Arizona Tribune Editorial | [url=http://www.aztrib.com]http://www.aztrib.com[/url]
If a policy hasn’t worked for 40 years, you would think the first solution that springs to mind is not more of the same. That’s what U.S. Rep. Jeff Flake, R-Ariz., has been suggesting, and he’s been taking a lot of unjustified flak as a result.
Now a White House commission has recommended President Bush continue the same old failed policy. To give the White House some credit, it made only the barest pretense that this exercise was anything but a transparent ploy aimed at winning Cuban-American votes in Florida, a state vital to Bush’s re-election hopes and of which his brother is governor.
Did we mention that the co-chairman of the commission is Mel Martinez, who resigned as Bush’s Housing secretary to run, with White House blessing, for the Senate in Florida?
Cuban-Americans still will be allowed to send money to the island and travel there, just not as often. And American farmers, another key voting bloc, still will be allowed to sell crops to Cuba.
Everybody else, watch out. Much of the $59 million the Bush administration plans to spend during the next two years on increasing Cuban sanctions will pay informants, sting operations and gumshoes to target Americans who travel to Cuba illegally, especially that sinister group, retired school teachers who like to visit exotic locations.
Flake’s view, which we share, is that Americans have a right to travel where they please. Increasingly, that is Congress’ view. Both the House and Senate voted last year to lift travel restrictions to the island.
The $59 million will be taken from other foreign aid accounts ó surely we have more pressing foreign policy needs. And $18 million will be spent on military aircraft to broadcast into Cuba ó surely the military has more pressing needs. You would think if more propaganda is required it would be to repair the damage to our reputation in the Mideast.
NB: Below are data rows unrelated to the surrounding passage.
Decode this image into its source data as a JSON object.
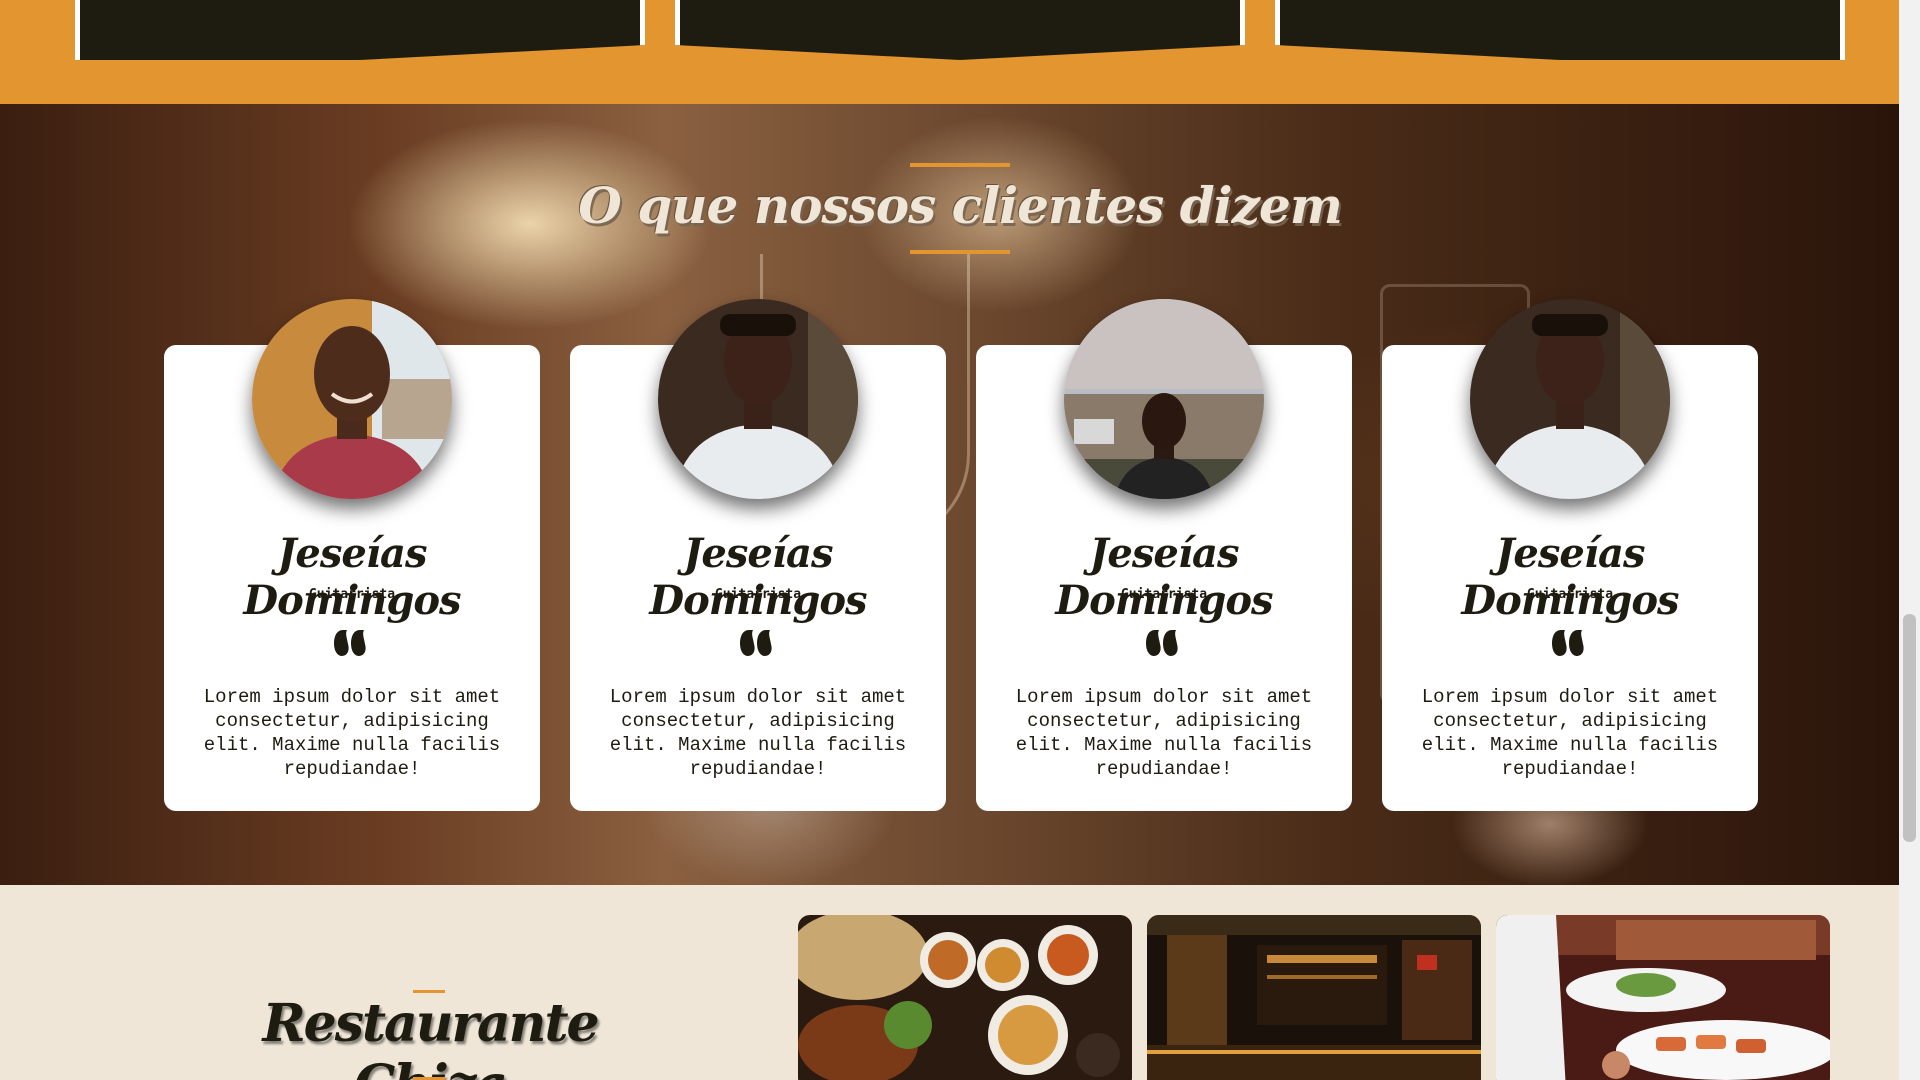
{
  "testimonials": {
    "title": "O que nossos clientes dizem",
    "cards": [
      {
        "name": "Jeseías Domingos",
        "role": "Guitarrista",
        "text": "Lorem ipsum dolor sit amet consectetur, adipisicing elit. Maxime nulla facilis repudiandae!",
        "avatar_icon": "person-photo-red-shirt"
      },
      {
        "name": "Jeseías Domingos",
        "role": "Guitarrista",
        "text": "Lorem ipsum dolor sit amet consectetur, adipisicing elit. Maxime nulla facilis repudiandae!",
        "avatar_icon": "person-photo-white-tshirt"
      },
      {
        "name": "Jeseías Domingos",
        "role": "Guitarrista",
        "text": "Lorem ipsum dolor sit amet consectetur, adipisicing elit. Maxime nulla facilis repudiandae!",
        "avatar_icon": "person-photo-sky"
      },
      {
        "name": "Jeseías Domingos",
        "role": "Guitarrista",
        "text": "Lorem ipsum dolor sit amet consectetur, adipisicing elit. Maxime nulla facilis repudiandae!",
        "avatar_icon": "person-photo-white-tshirt"
      }
    ],
    "quote_icon": "quote-icon"
  },
  "restaurant": {
    "title": "Restaurante Chiza",
    "gallery": [
      {
        "icon": "food-dishes-photo"
      },
      {
        "icon": "restaurant-interior-photo"
      },
      {
        "icon": "plated-food-photo"
      }
    ]
  },
  "colors": {
    "accent": "#e39530",
    "dark": "#1e1c10",
    "cream": "#efe6d8",
    "card": "#ffffff"
  }
}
Flake says if it’s important for the Cubans to hear American voices, let Americans go there and speak for themselves. He’s right.
As an example of distorted administration priorities, consider this: Of 120 employees in Treasury’s Office of Foreign Assets Control, 21 are assigned to enforcing financial sanctions on Cuba and four to tracking down the finances of al-Qaida.
Over 40 years, the sanctions on Cuba have come to be sustained only by domestic politics. Most Americans frankly don’t care about Cuba, but the relative few who do care passionately. The true policy of successive administrations, including this one, is to wait more or less patiently for Fidel Castro to croak. He is 77.